MATERIALS PROVIDED
::::
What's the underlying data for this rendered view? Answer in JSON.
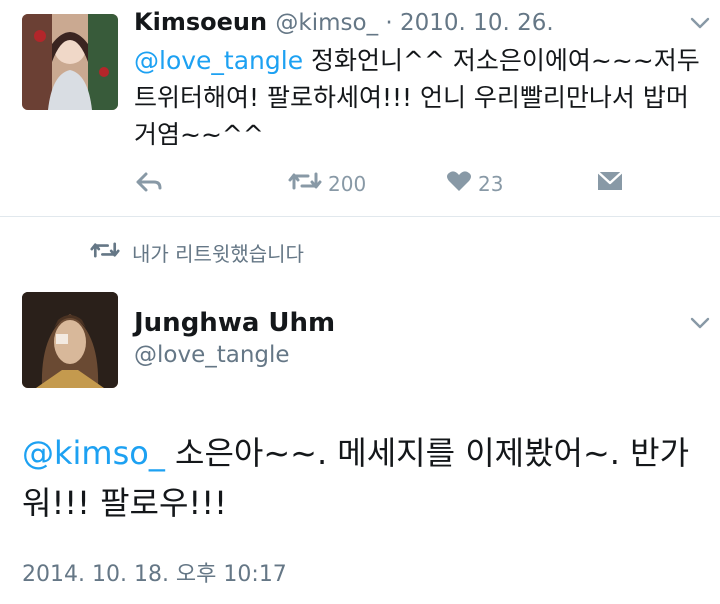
{
  "tweet1": {
    "display_name": "Kimsoeun",
    "handle_date": "@kimso_ · 2010. 10. 26.",
    "mention": "@love_tangle",
    "text": " 정화언니^^ 저소은이에여~~~저두 트위터해여! 팔로하세여!!! 언니 우리빨리만나서 밥머거염~~^^",
    "retweet_count": "200",
    "like_count": "23"
  },
  "retweet_notice": "내가 리트윗했습니다",
  "tweet2": {
    "display_name": "Junghwa Uhm",
    "handle": "@love_tangle",
    "mention": "@kimso_",
    "text": " 소은아~~. 메세지를 이제봤어~. 반가워!!! 팔로우!!!",
    "timestamp": "2014. 10. 18. 오후 10:17"
  },
  "icons": {
    "reply": "reply-icon",
    "retweet": "retweet-icon",
    "like": "heart-icon",
    "dm": "envelope-icon",
    "menu": "chevron-down-icon"
  },
  "colors": {
    "link": "#1da1f2",
    "muted": "#657786",
    "icon": "#8899a6"
  }
}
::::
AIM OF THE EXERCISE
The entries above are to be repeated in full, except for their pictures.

ANSWER SPACE
What's the underlying data for this rendered view? Answer in JSON.
{
  "tweet1": {
    "display_name": "Kimsoeun",
    "handle_date": "@kimso_ · 2010. 10. 26.",
    "mention": "@love_tangle",
    "text": " 정화언니^^ 저소은이에여~~~저두 트위터해여! 팔로하세여!!! 언니 우리빨리만나서 밥머거염~~^^",
    "retweet_count": "200",
    "like_count": "23"
  },
  "retweet_notice": "내가 리트윗했습니다",
  "tweet2": {
    "display_name": "Junghwa Uhm",
    "handle": "@love_tangle",
    "mention": "@kimso_",
    "text": " 소은아~~. 메세지를 이제봤어~. 반가워!!! 팔로우!!!",
    "timestamp": "2014. 10. 18. 오후 10:17"
  },
  "icons": {
    "reply": "reply-icon",
    "retweet": "retweet-icon",
    "like": "heart-icon",
    "dm": "envelope-icon",
    "menu": "chevron-down-icon"
  },
  "colors": {
    "link": "#1da1f2",
    "muted": "#657786",
    "icon": "#8899a6"
  }
}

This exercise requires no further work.